A recent experience made me reconsider the convenience of bottled water — forever. I spent the day riding my bike through lush green forests in Northern California far away from the city. For over two hours I pedaled through dense thickets without seeing another person. About halfway through my adventure, I stumbled upon a tucked away pool filled by a 20-foot high waterfall. I yearned for my camera. I wanted to capture the contrasting emerald greens of the leaves, the sapphire water, the slick chocolate-colored rocks and the gloomy thunderheads overtaking the sky.
Not so disposable now, are you?
Yet, as the initial awe began to wear off, I noticed that this pristine wilderness glittered. It sparkled not because of rain or dew left over from the morning’s drizzle, but because of litter. Hundreds of plastic bottles lay half-hidden either in the mud, intertwined with the plants, or floating in the dreamlike pool!
As I started to pick up as many bottles as my arms could hold, I realized that almost all of this litter was one-time use water bottles. I still can’t get the image out of my head!
Plastic water bottles are a global problem
We in the U.S. use 1500 non-reusable water bottles per second. Less than 20% of plastic bottles are actually recycled, even though we have the infrastructure to recycle 100%. Sometimes it’s hard to find a water fountain or a recycling bin. However, I cannot understand how someone could walk or bike for over an hour to a truly breathtaking spot and leave such trash behind!
Maybe there is some hope
San Francisco has a proposal requiring new water fountains to include a special bottle-filling tap. Proponents believe that this is the first step in weaning people off of the habit of grabbing a new bottle of water every time they get thirsty.
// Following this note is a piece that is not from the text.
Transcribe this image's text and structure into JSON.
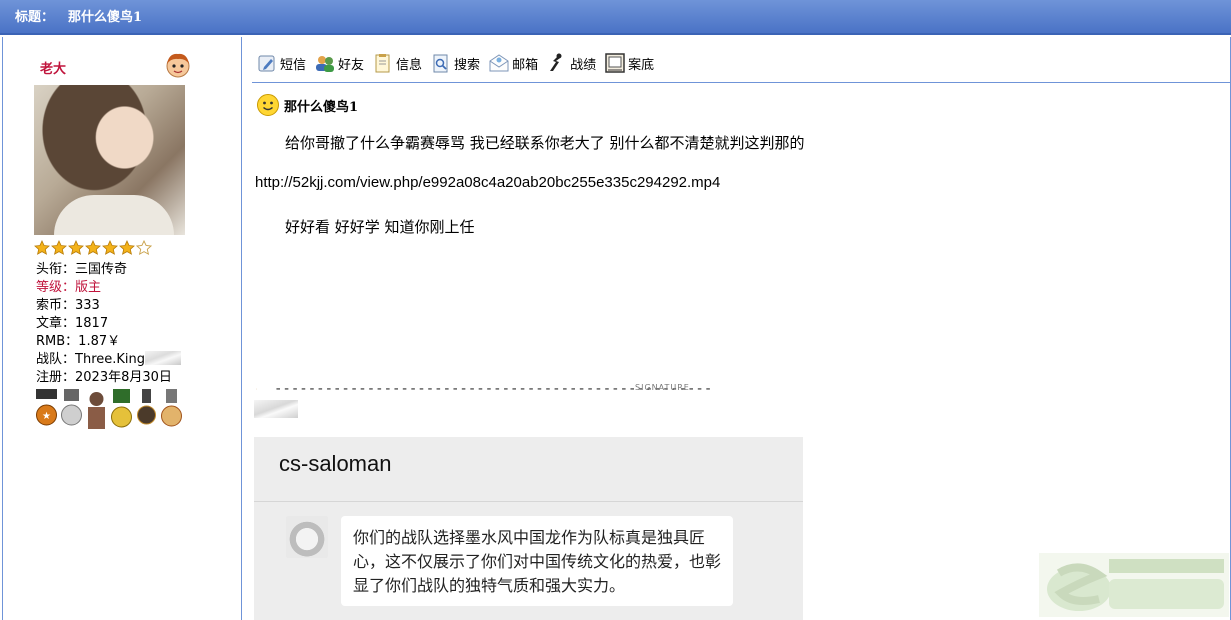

This new tap aims to solve problems associated with traditional water fountains, like not being so friendly to reusable water bottles because of their low arc. Also, the fears of germs from the spout (which experts believe are unfounded) have deterred some from using them as well.
What do you think?
Before yesterday, I probably would have agreed with the critics who claim that such taps are not necessary and that such legislation will hinder the growth of local businesses. However, I now believe the status quo is not good enough. Even though my friends and I all are eco-geeks and love using our reusable bottles, and there’s so much attention being paid to water bottle pollution in the press these days, lots of people still choose not to.
Plastic bottles are trashing places miles away from development. So a bottle filler fountain that can signal to the mainstream that this is the new, acceptable way of doing things, seems like a great step in the right direction.
Do you use reusable water bottles? What do you think is the solution to this problem? Do you think the proposal in San Francisco should be approved?